Counting only the lines below that contain the word "plabel", what is the total? Give it with no other words.

[Excerpts from an interface dataset]
-*-
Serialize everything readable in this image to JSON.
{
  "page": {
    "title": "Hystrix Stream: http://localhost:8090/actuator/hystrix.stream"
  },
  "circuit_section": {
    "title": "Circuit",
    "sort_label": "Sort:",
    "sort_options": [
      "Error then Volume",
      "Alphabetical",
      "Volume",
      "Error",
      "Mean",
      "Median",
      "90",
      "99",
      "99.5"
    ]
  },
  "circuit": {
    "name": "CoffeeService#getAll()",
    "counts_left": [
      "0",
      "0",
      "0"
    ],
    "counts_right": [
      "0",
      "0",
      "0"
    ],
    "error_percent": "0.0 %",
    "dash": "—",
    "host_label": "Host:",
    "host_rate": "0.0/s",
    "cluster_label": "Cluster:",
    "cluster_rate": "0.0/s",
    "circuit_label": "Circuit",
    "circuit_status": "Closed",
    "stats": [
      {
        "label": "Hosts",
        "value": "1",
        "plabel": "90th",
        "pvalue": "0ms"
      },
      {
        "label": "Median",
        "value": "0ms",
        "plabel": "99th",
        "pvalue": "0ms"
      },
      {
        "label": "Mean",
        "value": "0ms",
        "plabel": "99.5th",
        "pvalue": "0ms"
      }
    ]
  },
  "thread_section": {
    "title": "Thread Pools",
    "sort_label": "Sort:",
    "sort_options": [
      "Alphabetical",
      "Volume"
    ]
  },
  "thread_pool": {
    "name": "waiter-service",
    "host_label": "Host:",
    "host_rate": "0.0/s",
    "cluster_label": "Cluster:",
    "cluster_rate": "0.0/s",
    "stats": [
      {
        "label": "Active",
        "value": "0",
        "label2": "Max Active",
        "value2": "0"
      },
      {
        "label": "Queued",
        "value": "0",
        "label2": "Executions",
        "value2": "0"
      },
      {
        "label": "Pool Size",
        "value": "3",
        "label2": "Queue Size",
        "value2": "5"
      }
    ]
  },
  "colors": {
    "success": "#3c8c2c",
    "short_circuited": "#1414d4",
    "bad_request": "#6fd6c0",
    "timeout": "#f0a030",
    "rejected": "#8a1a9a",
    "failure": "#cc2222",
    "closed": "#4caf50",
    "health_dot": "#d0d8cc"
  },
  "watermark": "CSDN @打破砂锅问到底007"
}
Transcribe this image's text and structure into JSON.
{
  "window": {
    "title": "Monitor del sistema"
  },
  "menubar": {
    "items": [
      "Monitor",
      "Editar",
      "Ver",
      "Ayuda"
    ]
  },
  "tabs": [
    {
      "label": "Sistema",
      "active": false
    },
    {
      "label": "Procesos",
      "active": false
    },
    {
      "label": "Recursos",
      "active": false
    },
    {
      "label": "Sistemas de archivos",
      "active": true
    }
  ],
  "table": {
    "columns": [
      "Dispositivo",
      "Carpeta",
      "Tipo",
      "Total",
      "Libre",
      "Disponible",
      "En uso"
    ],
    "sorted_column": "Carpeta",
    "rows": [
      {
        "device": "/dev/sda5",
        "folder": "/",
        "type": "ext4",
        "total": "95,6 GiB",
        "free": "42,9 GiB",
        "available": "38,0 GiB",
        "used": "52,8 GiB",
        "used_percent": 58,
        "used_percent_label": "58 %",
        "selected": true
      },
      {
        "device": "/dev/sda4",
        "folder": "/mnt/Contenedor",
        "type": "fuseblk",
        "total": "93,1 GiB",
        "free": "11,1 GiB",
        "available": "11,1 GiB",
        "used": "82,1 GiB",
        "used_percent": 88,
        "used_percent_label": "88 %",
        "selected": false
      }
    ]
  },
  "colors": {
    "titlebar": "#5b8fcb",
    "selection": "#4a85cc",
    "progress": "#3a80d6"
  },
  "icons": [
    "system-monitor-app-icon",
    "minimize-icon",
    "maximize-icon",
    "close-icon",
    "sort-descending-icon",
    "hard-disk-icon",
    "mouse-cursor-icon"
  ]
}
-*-
■ SOLUTION TO THE EXERCISE
3